We note with sadness the passing of Eugene N. "Nick" Zeigler of Florence, who spent a lifetime leading the development of and supporting the arts and education in his local community and in South Carolina. As a state Senator, Zeigler wrote and sponsored the legislation that created the South Carolina Arts Commission in 1967. He helped create the Florence Little Theatre in 1939 and the Florence Symphony in 1950 and founded the Florence Fine Arts Council in 1954. As president of the Florence Museum, he championed the organization's move to its present location in 1953. He was also a playwright, author, historian and civil rights advocate. Zeigler was one of the first four recipients of the Elizabeth O'Neill Verner Awards presented by the S.C. Arts Commission in 1972. An excerpt from "Marking 40 Years and Moving Forward" (a history of the S.C. Arts Commission): "On Oct. 28, 1965, Gov. Robert E. McNair issued Executive Order No. 5, creating the South Carolina Inter-Agency Council on Arts and Humanities, chaired by E. N. "Nick" Zeigler of Florence. The goal of the council was "to conduct a study of the arts in South Carolina" and to "...determine the potential of the arts within the state." Upon his election to the South Carolina Senate, Zeigler resigned from the council. After the council presented its findings, Sen. Zeigler introduced legislation to create the South Carolina Arts Commission. On June 7, 1967, Gov. McNair signed the legislation, and the South Carolina Arts Commission was in business." We are grateful for Zeigler's vision and his commitment to the long-range value of state support for the arts in South Carolina. Today we honor his memory. Zeigler's obituary and articles about his contributions and awards are published online.
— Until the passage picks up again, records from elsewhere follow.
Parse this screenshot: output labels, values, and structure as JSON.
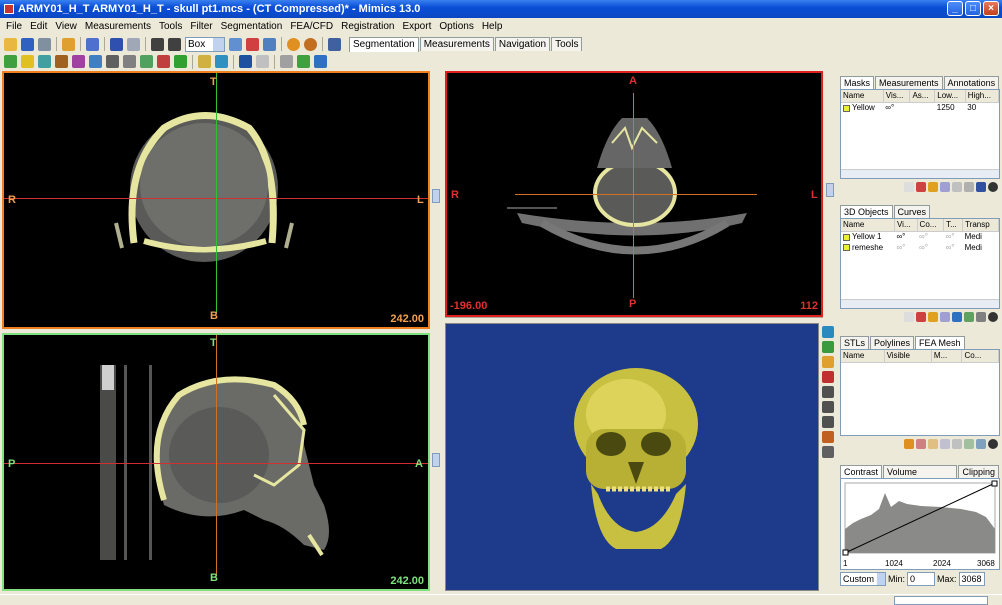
{
  "window": {
    "title": "ARMY01_H_T ARMY01_H_T - skull pt1.mcs - (CT Compressed)* - Mimics 13.0",
    "minimize": "_",
    "maximize": "□",
    "close": "×"
  },
  "menu": [
    "File",
    "Edit",
    "View",
    "Measurements",
    "Tools",
    "Filter",
    "Segmentation",
    "FEA/CFD",
    "Registration",
    "Export",
    "Options",
    "Help"
  ],
  "toolbar": {
    "select_value": "Box",
    "tabs": [
      "Segmentation",
      "Measurements",
      "Navigation",
      "Tools"
    ],
    "active_tab": "Segmentation"
  },
  "views": {
    "coronal": {
      "top": "T",
      "bottom": "B",
      "left": "R",
      "right": "L",
      "slice": "242.00",
      "border": "#f08020"
    },
    "axial": {
      "top": "A",
      "bottom": "P",
      "left": "R",
      "right": "L",
      "slice_left": "-196.00",
      "slice_right": "112",
      "border": "#e02020"
    },
    "sagittal": {
      "top": "T",
      "bottom": "B",
      "left": "P",
      "right": "A",
      "slice": "242.00",
      "border": "#80e080"
    },
    "render3d": {
      "bg": "#1e3a8a"
    }
  },
  "masks_panel": {
    "tabs": [
      "Masks",
      "Measurements",
      "Annotations"
    ],
    "active": "Masks",
    "columns": [
      "Name",
      "Vis...",
      "As...",
      "Low...",
      "High..."
    ],
    "rows": [
      {
        "name": "Yellow",
        "visible": "∞°",
        "assign": "",
        "low": "1250",
        "high": "30"
      }
    ]
  },
  "objects_panel": {
    "tabs": [
      "3D Objects",
      "Curves"
    ],
    "active": "3D Objects",
    "columns": [
      "Name",
      "Vi...",
      "Co...",
      "T...",
      "Transp"
    ],
    "rows": [
      {
        "name": "Yellow 1",
        "visible": "∞°",
        "contour": "∞°",
        "t": "∞°",
        "transp": "Medi"
      },
      {
        "name": "remeshe",
        "visible": "∞°",
        "contour": "∞°",
        "t": "∞°",
        "transp": "Medi"
      }
    ]
  },
  "stl_panel": {
    "tabs": [
      "STLs",
      "Polylines",
      "FEA Mesh"
    ],
    "active": "FEA Mesh",
    "columns": [
      "Name",
      "Visible",
      "M...",
      "Co..."
    ]
  },
  "contrast_panel": {
    "tabs": [
      "Contrast",
      "Volume Rendering",
      "Clipping"
    ],
    "active": "Contrast",
    "axis_labels": [
      "1",
      "1024",
      "2024",
      "3068"
    ],
    "preset": "Custom s",
    "min_label": "Min:",
    "min_value": "0",
    "max_label": "Max:",
    "max_value": "3068"
  }
}
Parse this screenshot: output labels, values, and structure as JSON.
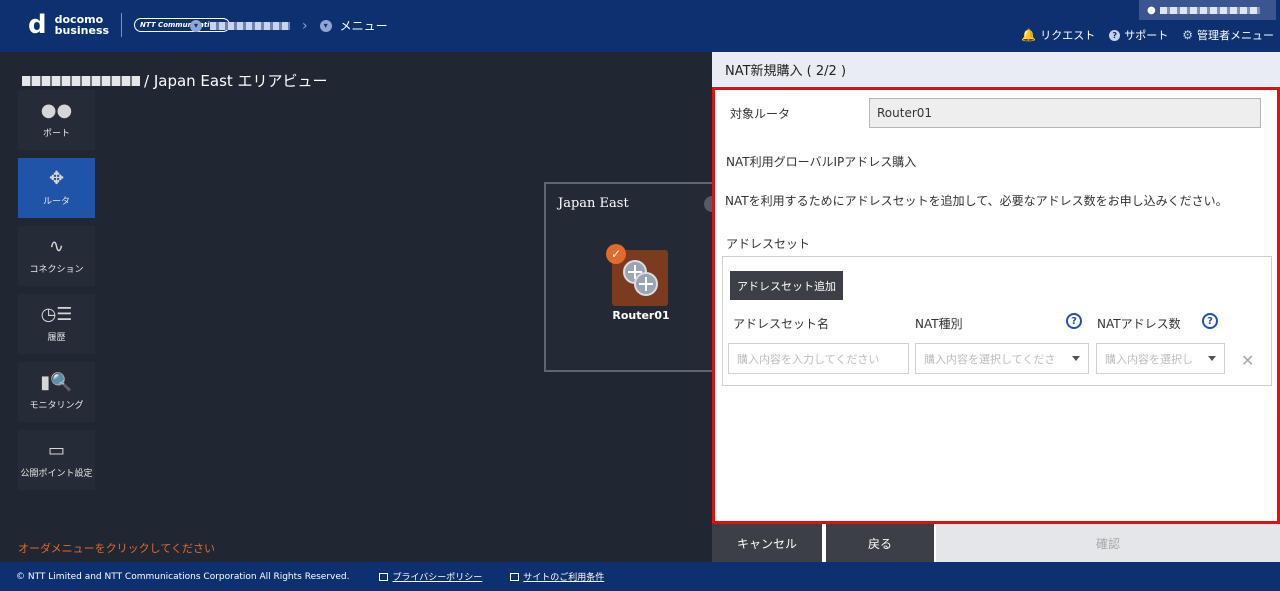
{
  "header": {
    "logo_main": "docomo",
    "logo_sub": "business",
    "logo_partner": "NTT Communications",
    "menu_label": "メニュー",
    "nav": {
      "request": "リクエスト",
      "support": "サポート",
      "admin_menu": "管理者メニュー"
    }
  },
  "page": {
    "title": "/ Japan East エリアビュー",
    "order_message": "オーダメニューをクリックしてください"
  },
  "sidemenu": {
    "items": [
      {
        "label": "ポート",
        "icon": "port-icon"
      },
      {
        "label": "ルータ",
        "icon": "router-icon"
      },
      {
        "label": "コネクション",
        "icon": "connection-icon"
      },
      {
        "label": "履歴",
        "icon": "history-icon"
      },
      {
        "label": "モニタリング",
        "icon": "monitoring-icon"
      },
      {
        "label": "公開ポイント設定",
        "icon": "public-point-icon"
      }
    ]
  },
  "diagram": {
    "region": "Japan East",
    "router_label": "Router01"
  },
  "panel": {
    "header": "NAT新規購入 ( 2/2 )",
    "target_router_label": "対象ルータ",
    "target_router_value": "Router01",
    "section_title": "NAT利用グローバルIPアドレス購入",
    "description": "NATを利用するためにアドレスセットを追加して、必要なアドレス数をお申し込みください。",
    "address_set_label": "アドレスセット",
    "add_button": "アドレスセット追加",
    "columns": {
      "name": "アドレスセット名",
      "nat_type": "NAT種別",
      "nat_count": "NATアドレス数"
    },
    "inputs": {
      "name_placeholder": "購入内容を入力してください",
      "type_placeholder": "購入内容を選択してくださ",
      "count_placeholder": "購入内容を選択し"
    }
  },
  "buttons": {
    "cancel": "キャンセル",
    "back": "戻る",
    "confirm": "確認"
  },
  "footer": {
    "copyright": "© NTT Limited and NTT Communications Corporation All Rights Reserved.",
    "privacy": "プライバシーポリシー",
    "terms": "サイトのご利用条件"
  },
  "colors": {
    "header_bg": "#0d3070",
    "active_menu": "#1f54a8",
    "highlight_border": "#e01010",
    "accent_orange": "#e26a2c"
  }
}
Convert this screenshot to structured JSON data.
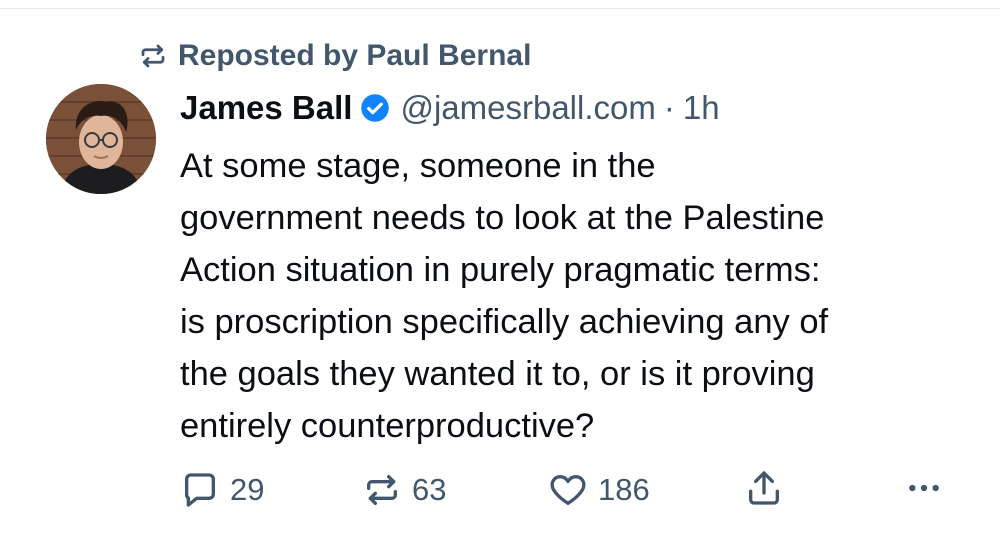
{
  "repost_banner": {
    "text": "Reposted by Paul Bernal",
    "icon": "repost-icon"
  },
  "author": {
    "name": "James Ball",
    "verified": true,
    "handle": "@jamesrball.com",
    "separator": "·",
    "time": "1h"
  },
  "post": {
    "text": "At some stage, someone in the\ngovernment needs to look at the Palestine\nAction situation in purely pragmatic terms:\nis proscription specifically achieving any of\nthe goals they wanted it to, or is it proving\nentirely counterproductive?"
  },
  "actions": {
    "replies": "29",
    "reposts": "63",
    "likes": "186"
  },
  "colors": {
    "text": "#0b0f14",
    "muted": "#42576c",
    "verified_badge": "#1083fe",
    "divider": "#e6eaee"
  }
}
Via: SC Now, The State [caption id="attachment_1593" align="aligncenter" width="479"] Nick Zeigler (left) looks on as Gov. Robert E. McNair signs legislation creating the S.C. Arts Commission on June 7, 1967. Also shown, Marvin Trapp, who served as the Commission's first chairman.[/caption]